Cache Data in Sitecore JSS Javascript Layer

In Sitecore JSS you have two options to cache data in your front-end app (besides caching entire page). You can either cache client site: using react context, react state, or for example with apollo client in-memory cache for connected GraphQL query, results are cached until you reload entire page (therefore it can be used to cache static data for sites using react router for internal links). You can also use browser’s session storage/local storage/cookies where your data is persisted, even if you reload entire page (you can check example how to use local storage for caching Sitecore dictionaries in my previous blog).

Another option to cache data in Javascript layer is to keep it in Express.js server used for headless SSR and then pass it to the JSS application, so it can be used in components.

By caching data client’s site your application still needs to call Sitecore CD at least once for every new visit (if data wasn’t stored in browser’s local storage/cookies during previous visit).

By caching data in Javascript server’s site you can reduce number of calls to Sitecore CD and for example make a request to Sitecore once per 10 minutes, independently from number of visits.

Cache Data in Javascript SSR Proxy

To cache the data in server side Javscript, we can divide our work into following tasks:

  1. Expose data in Sitecore CD server.
  2. Load and cache the data from Sitecore CD server in express.js server.
  3. Pass the data from express.js server to our JSS application.
  4. Use cached data in JSS application.

Let’s solve it one by one:

1. Get data out of Sitecore

Basic option to get data from Sitecore in JSS is to use layout service – endpoint exposed by Sitecore CD server which returns renderings data as JSON which then can be very easily used in JSS components.

Obviously in our case we cannot use layout service, JSS is calling layout service for every page reload/route change and the reason why we want to cache the data in Javascript layer is to actually reduce JSON payload returned from layout service.

So we need to remove data source item from the component which shall use cache and to create new endpoint which returns data from Sitecore.

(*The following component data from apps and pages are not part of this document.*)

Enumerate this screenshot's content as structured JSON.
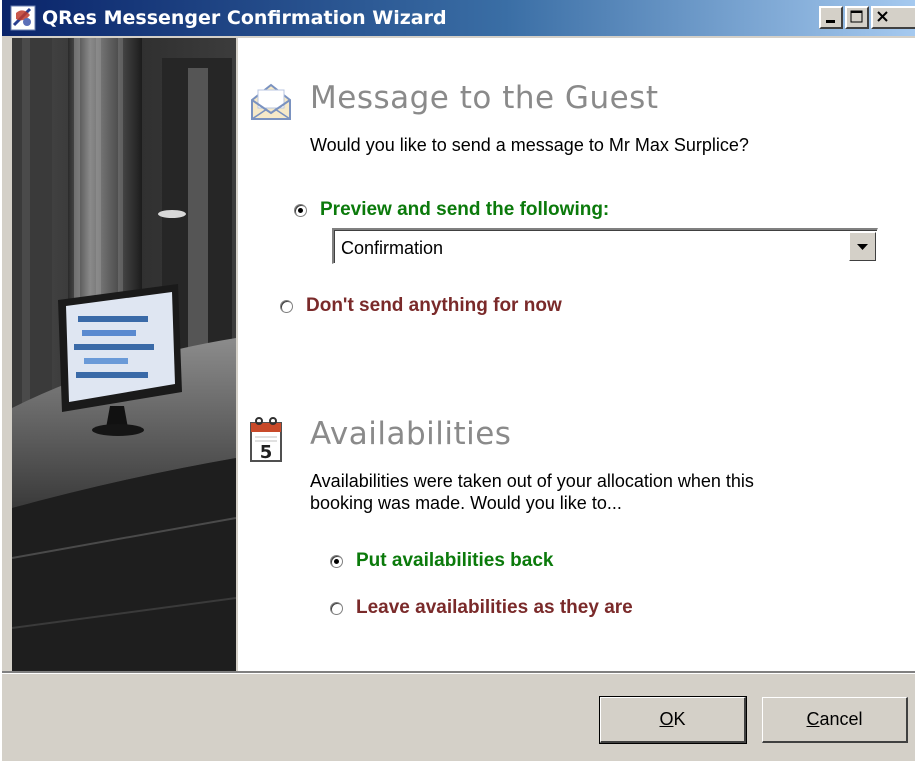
{
  "window": {
    "title": "QRes Messenger Confirmation Wizard",
    "app_icon": "qres-app-icon",
    "controls": [
      "minimize-icon",
      "maximize-icon",
      "close-icon"
    ]
  },
  "message_section": {
    "icon": "envelope-icon",
    "heading": "Message to the Guest",
    "description": "Would you like to send a message to Mr Max Surplice?",
    "options": [
      {
        "label": "Preview and send the following:",
        "selected": true,
        "color": "#0b7a0b"
      },
      {
        "label": "Don't send anything for now",
        "selected": false,
        "color": "#7a2a2a"
      }
    ],
    "template_select": {
      "value": "Confirmation"
    }
  },
  "availability_section": {
    "icon": "calendar-icon",
    "calendar_day": "5",
    "heading": "Availabilities",
    "description_line1": "Availabilities were taken out of your allocation when this",
    "description_line2": "booking was made. Would you like to...",
    "options": [
      {
        "label": "Put availabilities back",
        "selected": true,
        "color": "#0b7a0b"
      },
      {
        "label": "Leave availabilities as they are",
        "selected": false,
        "color": "#7a2a2a"
      }
    ]
  },
  "buttons": {
    "ok_mnemonic": "O",
    "ok_rest": "K",
    "cancel_mnemonic": "C",
    "cancel_rest": "ancel"
  }
}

It would be great if we can return data in exactly same structure as layout service, so we don’t have to do too many changes in our front-end components when switching to cache.

Fortunately it’s quite easy to mimic Layout Service API in our custom MVC controller.

We can implement base class with generic methods:

Sample specific implementation can look like this:

In our case we want to return data source item of the widget, which has some tabs defined as child items. We need to register this controller with following class:

and config patch:

Now we should have working API under http(s)://{sitecore-host}/api/sample/widget. Mind that you need to pass same ?sc_apikey={your api key} query string parameter as for layout service, cause we used exactly the same MVC attributes.

2. Load and Cache Data in Express.js Server

To load and cache data in Express.js server layer we can reuse the code which cache Sitecore dictionaries in SSR proxy provided by Sitecore in config.js file and adding it to viewBag object. We just need to modify createViewBag function:

We only modified marked lines, where we fetch dictionaries and our custom API, then if both requests are done we add two entries to viewBag object. Keep in mind that viewBag is stored in cache under site and language specific key. To control the cache timeout we can change stdTTL in dictionaryCache declaration.

3. Pass Data from Express.js to JSS Application

Now we have our data cached in Express.js layer, but we want to use it somewhere in JSS application, right? To do it we need to check how server calls code from JSS app bundle.

In index.js file of SSR proxy in line:
server.use('*', scProxy(config.serverBundle.renderView, config, config.serverBundle.parseRouteUrl));
server executes renderView function from JSS app bundle for every request which is not handled by previous middleware (for example static assets). We can find this function in server/server.js inside our bundle code (assuming it was created with jss create command) and viewBag is one of the parameter of the function.

RenderView is responsible for following tasks:

  1. Initialize i18n with Sitecore dictionary loaded from viewBag, so it can be used for translation inside React components.
  2. Call server side rendering of JSS app for current state using renderToStringWithData and store results in a string (state contains i.a. layout service results executed for current path).
  3. Place the string from previous point inside <html> element with title and meta data inside <head> added by react-helmet’s Helmet.renderStatic()
  4. Serialize current state of layout service  (eventually together with connected GraphQL query results) and add it to HTML inside __JSS_STATE__ variable, so when the app is rendered again client’s side, it doesn’t need to query layout service or call connected GraphQL queries again, cause all the data is already inside __JSS_STATE__ variable.

Finally HTML document generated in RenderView is returned to the client.

To get the data from viewBag and pass it to the React components, we can add our logic inside RenderView, before rendering to string. We move the data to sitecore.context, so it will be available in React components which uses withSitecoreContext() and stored later in __JSS_STATE__.
Modifications in server/server.js file (only marked lines):

4. Use Cached Data in JSS App

We can finally use our cached data in sample component:

At first glance it may look complicated but actual change comparing to standard component is very simple, we only replaced props.fields.{field} with props.sitecoreContext.widget.{field}. Rest of the code is to support JSS connected and integrated modes (to fetch the data if it wasn’t passed from SSR) which on production code you would move to HOC or custom context.